**Work instruction:**
Give only a number in reply. It should be how many lines in the records contain the string "heart".
*** Recorded information ***
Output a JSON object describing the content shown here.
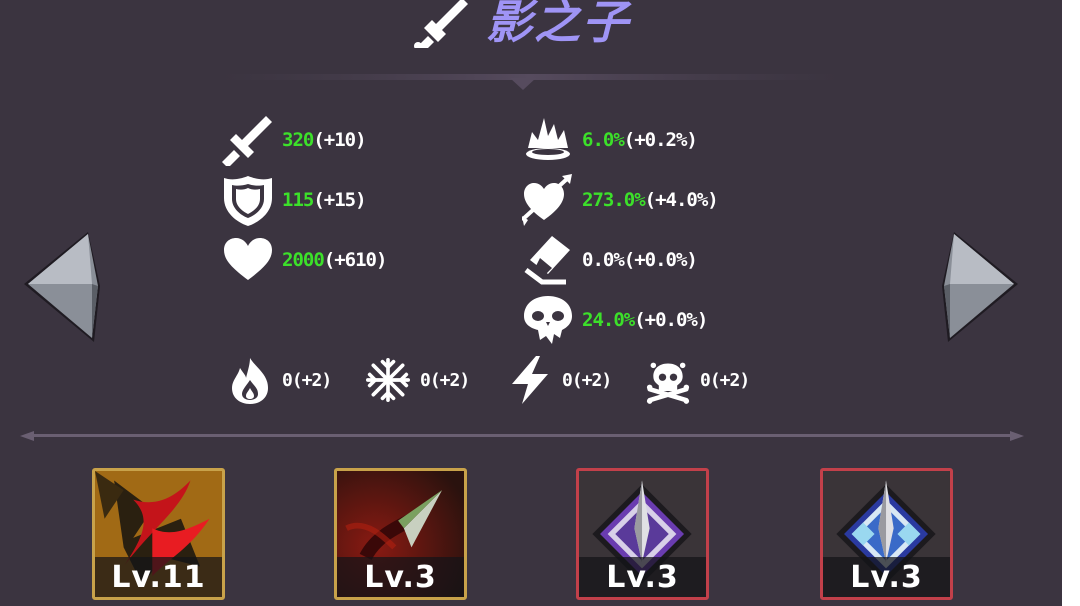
{
  "hero": {
    "name": "影之子",
    "icon": "dagger-icon"
  },
  "stats_left": [
    {
      "icon": "sword-icon",
      "value": "320",
      "bonus": "(+10)",
      "color": "#3ce02a"
    },
    {
      "icon": "shield-icon",
      "value": "115",
      "bonus": "(+15)",
      "color": "#3ce02a"
    },
    {
      "icon": "heart-icon",
      "value": "2000",
      "bonus": "(+610)",
      "color": "#3ce02a"
    }
  ],
  "stats_right": [
    {
      "icon": "crit-burst-icon",
      "value": "6.0%",
      "bonus": "(+0.2%)",
      "color": "#3ce02a"
    },
    {
      "icon": "pierced-heart-icon",
      "value": "273.0%",
      "bonus": "(+4.0%)",
      "color": "#3ce02a"
    },
    {
      "icon": "eraser-icon",
      "value": "0.0%",
      "bonus": "(+0.0%)",
      "color": "#ffffff"
    },
    {
      "icon": "skull-drip-icon",
      "value": "24.0%",
      "bonus": "(+0.0%)",
      "color": "#3ce02a"
    }
  ],
  "resistances": [
    {
      "icon": "fire-icon",
      "text": "0(+2)"
    },
    {
      "icon": "snowflake-icon",
      "text": "0(+2)"
    },
    {
      "icon": "lightning-icon",
      "text": "0(+2)"
    },
    {
      "icon": "skull-crossbones-icon",
      "text": "0(+2)"
    }
  ],
  "nav": {
    "prev": "left-arrow-icon",
    "next": "right-arrow-icon"
  },
  "skills": [
    {
      "level": "Lv.11",
      "frame": "gold"
    },
    {
      "level": "Lv.3",
      "frame": "gold"
    },
    {
      "level": "Lv.3",
      "frame": "red"
    },
    {
      "level": "Lv.3",
      "frame": "red"
    }
  ]
}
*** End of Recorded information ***
**Exercise answer:**
2